Start of Block

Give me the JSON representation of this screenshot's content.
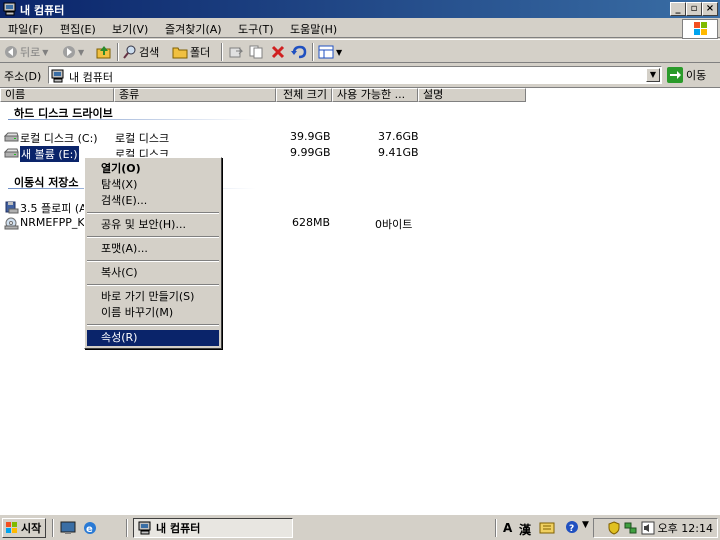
{
  "window": {
    "title": "내 컴퓨터"
  },
  "menu": [
    "파일(F)",
    "편집(E)",
    "보기(V)",
    "즐겨찾기(A)",
    "도구(T)",
    "도움말(H)"
  ],
  "toolbar": {
    "back": "뒤로",
    "search": "검색",
    "folders": "폴더"
  },
  "address": {
    "label": "주소(D)",
    "value": "내 컴퓨터",
    "go": "이동"
  },
  "columns": [
    "이름",
    "종류",
    "전체 크기",
    "사용 가능한 ...",
    "설명"
  ],
  "groups": {
    "hard_disks": "하드 디스크 드라이브",
    "removable": "이동식 저장소"
  },
  "drives": [
    {
      "name": "로컬 디스크 (C:)",
      "type": "로컬 디스크",
      "total": "39.9GB",
      "free": "37.6GB"
    },
    {
      "name": "새 볼륨 (E:)",
      "type": "로컬 디스크",
      "total": "9.99GB",
      "free": "9.41GB"
    }
  ],
  "removable_items": [
    {
      "name": "3.5 플로피 (A",
      "type": "",
      "total": "",
      "free": ""
    },
    {
      "name": "NRMEFPP_K",
      "type": "",
      "total": "628MB",
      "free": "0바이트"
    }
  ],
  "context_menu": {
    "open": "열기(O)",
    "explore": "탐색(X)",
    "search": "검색(E)...",
    "share": "공유 및 보안(H)...",
    "format": "포맷(A)...",
    "copy": "복사(C)",
    "shortcut": "바로 가기 만들기(S)",
    "rename": "이름 바꾸기(M)",
    "properties": "속성(R)"
  },
  "taskbar": {
    "start": "시작",
    "task": "내 컴퓨터",
    "clock": "오후 12:14",
    "ime_a": "A",
    "ime_han": "漢"
  },
  "colors": {
    "title": "#0a246a",
    "selection": "#0a246a",
    "face": "#d4d0c8"
  }
}
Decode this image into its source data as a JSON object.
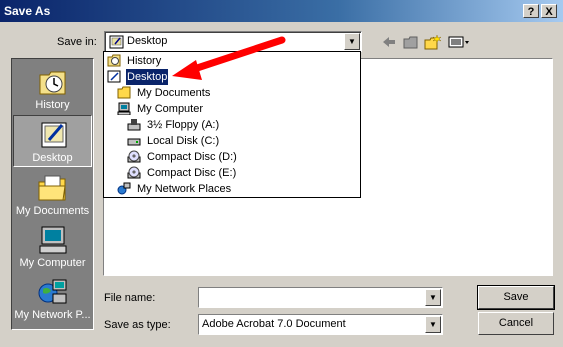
{
  "window": {
    "title": "Save As"
  },
  "title_buttons": {
    "help": "?",
    "close": "X"
  },
  "save_in": {
    "label": "Save in:",
    "value": "Desktop",
    "options": [
      {
        "label": "History",
        "icon": "history-icon"
      },
      {
        "label": "Desktop",
        "icon": "desktop-icon",
        "selected": true
      },
      {
        "label": "My Documents",
        "icon": "folder-icon"
      },
      {
        "label": "My Computer",
        "icon": "computer-icon"
      },
      {
        "label": "3½ Floppy (A:)",
        "icon": "floppy-icon"
      },
      {
        "label": "Local Disk (C:)",
        "icon": "harddisk-icon"
      },
      {
        "label": "Compact Disc (D:)",
        "icon": "cd-icon"
      },
      {
        "label": "Compact Disc (E:)",
        "icon": "cd-icon"
      },
      {
        "label": "My Network Places",
        "icon": "network-icon"
      }
    ]
  },
  "places": [
    {
      "label": "History",
      "icon": "history-icon"
    },
    {
      "label": "Desktop",
      "icon": "desktop-icon",
      "selected": true
    },
    {
      "label": "My Documents",
      "icon": "folder-icon"
    },
    {
      "label": "My Computer",
      "icon": "computer-icon"
    },
    {
      "label": "My Network P...",
      "icon": "network-icon"
    }
  ],
  "file_name": {
    "label": "File name:",
    "value": ""
  },
  "save_as_type": {
    "label": "Save as type:",
    "value": "Adobe Acrobat 7.0 Document"
  },
  "buttons": {
    "save": "Save",
    "cancel": "Cancel"
  },
  "colors": {
    "titlebar": "#0a246a",
    "selection": "#0a246a",
    "arrow": "#ff0000"
  }
}
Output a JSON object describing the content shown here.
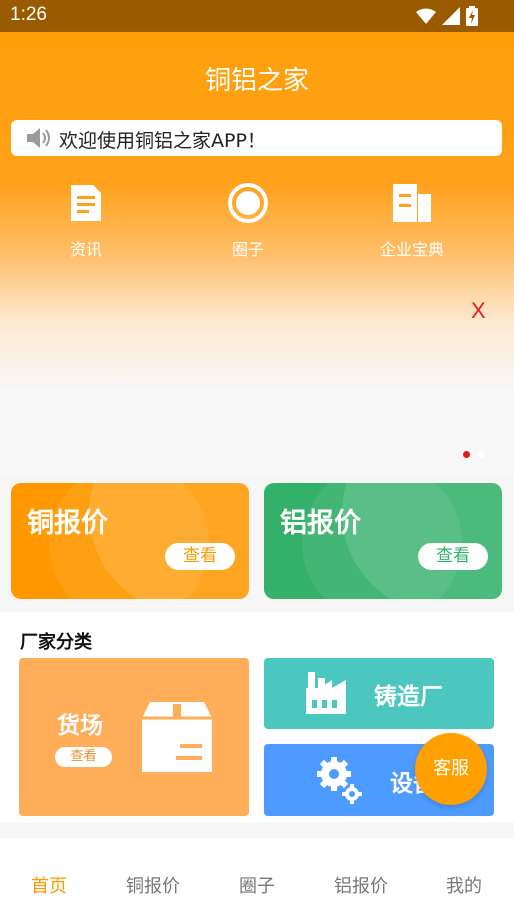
{
  "status": {
    "time": "1:26"
  },
  "header": {
    "title": "铜铝之家"
  },
  "notice": {
    "text": "欢迎使用铜铝之家APP！"
  },
  "quick_links": [
    {
      "label": "资讯",
      "icon": "news-doc-icon"
    },
    {
      "label": "圈子",
      "icon": "circle-icon"
    },
    {
      "label": "企业宝典",
      "icon": "building-icon"
    }
  ],
  "banner": {
    "close_label": "X"
  },
  "prices": {
    "copper": {
      "label": "铜报价",
      "button": "查看",
      "color": "#ff9800"
    },
    "aluminum": {
      "label": "铝报价",
      "button": "查看",
      "color": "#33b06a"
    }
  },
  "factory_section": {
    "heading": "厂家分类",
    "yard": {
      "label": "货场",
      "button": "查看"
    },
    "foundry": {
      "label": "铸造厂"
    },
    "equipment": {
      "label": "设备"
    }
  },
  "service": {
    "label": "客服"
  },
  "tabs": [
    {
      "label": "首页",
      "active": true
    },
    {
      "label": "铜报价",
      "active": false
    },
    {
      "label": "圈子",
      "active": false
    },
    {
      "label": "铝报价",
      "active": false
    },
    {
      "label": "我的",
      "active": false
    }
  ],
  "colors": {
    "accent": "#ff9800",
    "teal": "#4cc7c0",
    "blue": "#4e9bff",
    "yard": "#ffad58"
  }
}
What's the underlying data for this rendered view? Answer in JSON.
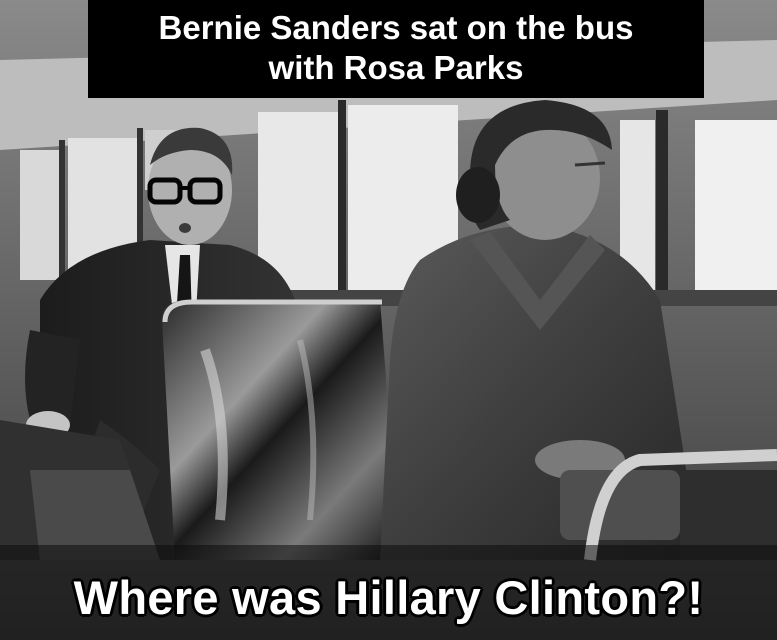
{
  "meme": {
    "top_line_1": "Bernie Sanders sat on the bus",
    "top_line_2": "with Rosa Parks",
    "bottom_text": "Where was Hillary Clinton?!"
  },
  "photo": {
    "style": "black-and-white",
    "palette": {
      "dark": "#141414",
      "mid": "#6a6a6a",
      "light": "#d8d8d8",
      "window": "#eaeaea"
    }
  }
}
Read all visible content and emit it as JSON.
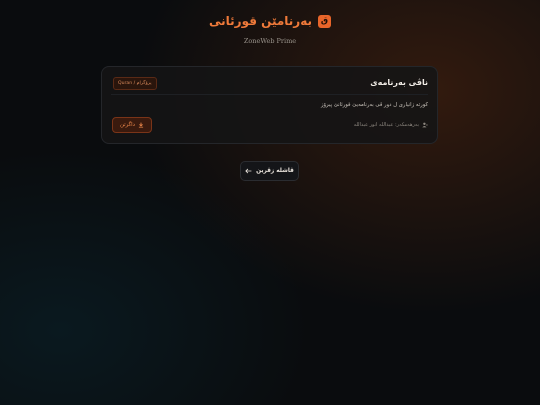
{
  "app": {
    "title": "بەرنامێن قورئانی",
    "logo_glyph": "ق",
    "subtitle": "ZoneWeb Prime",
    "accent": "#f07a3a"
  },
  "program": {
    "name": "ناڤی بەرنامەی",
    "badge": "پرۆگرام / Quran",
    "description": "کورتە زانیاری ل دور ڤی بەرنامەیێ قورئانێ پیرۆز",
    "download_label": "داگرتن",
    "author_label": "بەرهەمکەر: عبداللە انور عبداللە"
  },
  "nav": {
    "back_label": "ڤاشلە زڤرین"
  },
  "icons": {
    "logo": "book-icon",
    "download": "download-icon",
    "author": "user-icon",
    "back": "arrow-left-icon"
  }
}
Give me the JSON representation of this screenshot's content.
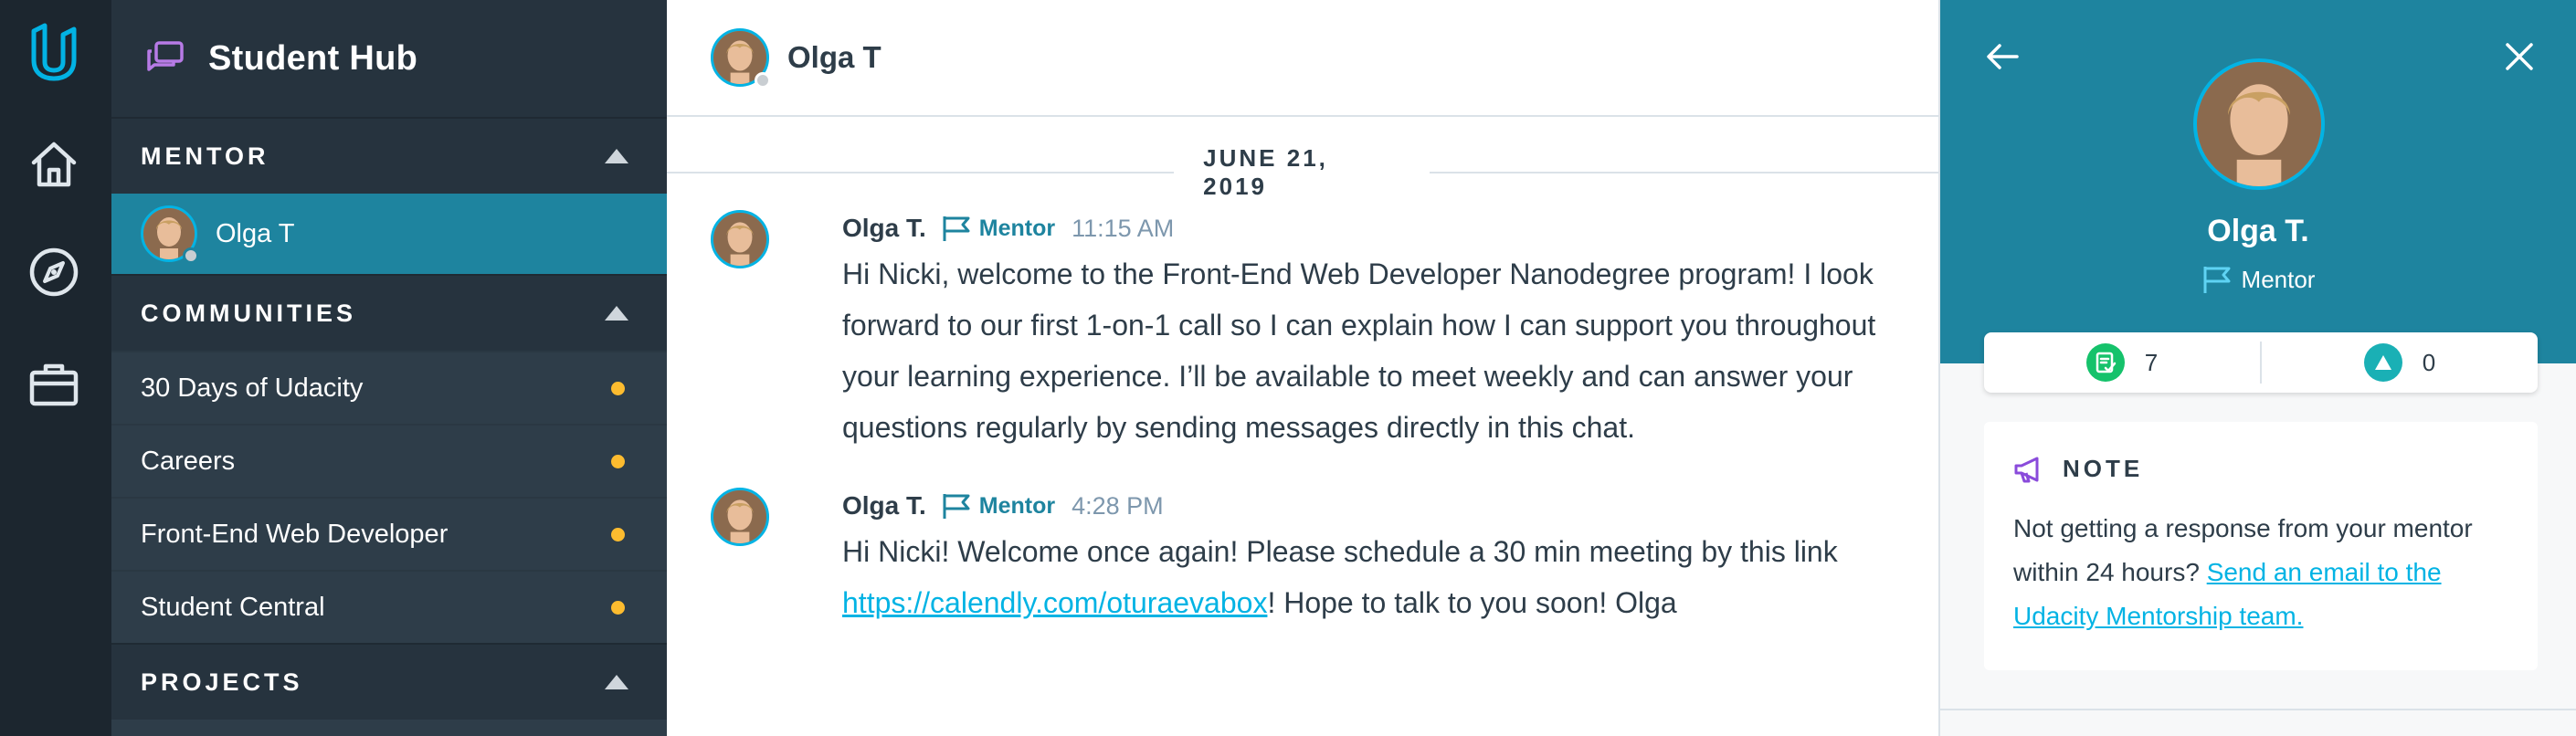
{
  "colors": {
    "rail_bg": "#1c262f",
    "sidebar_bg": "#2e3d49",
    "section_bg": "#26333e",
    "accent_teal": "#1e849f",
    "accent_blue": "#02b3e4",
    "unread_dot": "#fdbc2f",
    "note_icon": "#8a4bdb"
  },
  "rail": {
    "icons": [
      "udacity-logo-icon",
      "home-icon",
      "compass-icon",
      "briefcase-icon"
    ]
  },
  "sidebar": {
    "title": "Student Hub",
    "sections": {
      "mentor": "MENTOR",
      "communities": "COMMUNITIES",
      "projects": "PROJECTS"
    },
    "mentor_item": {
      "name": "Olga T"
    },
    "communities": [
      {
        "label": "30 Days of Udacity"
      },
      {
        "label": "Careers"
      },
      {
        "label": "Front-End Web Developer"
      },
      {
        "label": "Student Central"
      }
    ]
  },
  "chat": {
    "header_name": "Olga T",
    "date": "JUNE 21, 2019",
    "messages": [
      {
        "author": "Olga T.",
        "badge": "Mentor",
        "time": "11:15 AM",
        "text": "Hi Nicki, welcome to the Front-End Web Developer Nanodegree program! I look forward to our first 1-on-1 call so I can explain how I can support you throughout your learning experience. I’ll be available to meet weekly and can answer your questions regularly by sending messages directly in this chat."
      },
      {
        "author": "Olga T.",
        "badge": "Mentor",
        "time": "4:28 PM",
        "text_before": "Hi Nicki! Welcome once again! Please schedule a 30 min meeting by this link ",
        "link": "https://calendly.com/oturaevabox",
        "text_after": "! Hope to talk to you soon! Olga"
      }
    ]
  },
  "profile": {
    "name": "Olga T.",
    "role": "Mentor",
    "stats": {
      "reviews": "7",
      "upvotes": "0"
    },
    "note": {
      "title": "NOTE",
      "text": "Not getting a response from your mentor within 24 hours? ",
      "link": "Send an email to the Udacity Mentorship team."
    }
  }
}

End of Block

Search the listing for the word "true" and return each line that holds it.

== Solution to this problem ==
        "selected": true
      "selected": true
      "active": true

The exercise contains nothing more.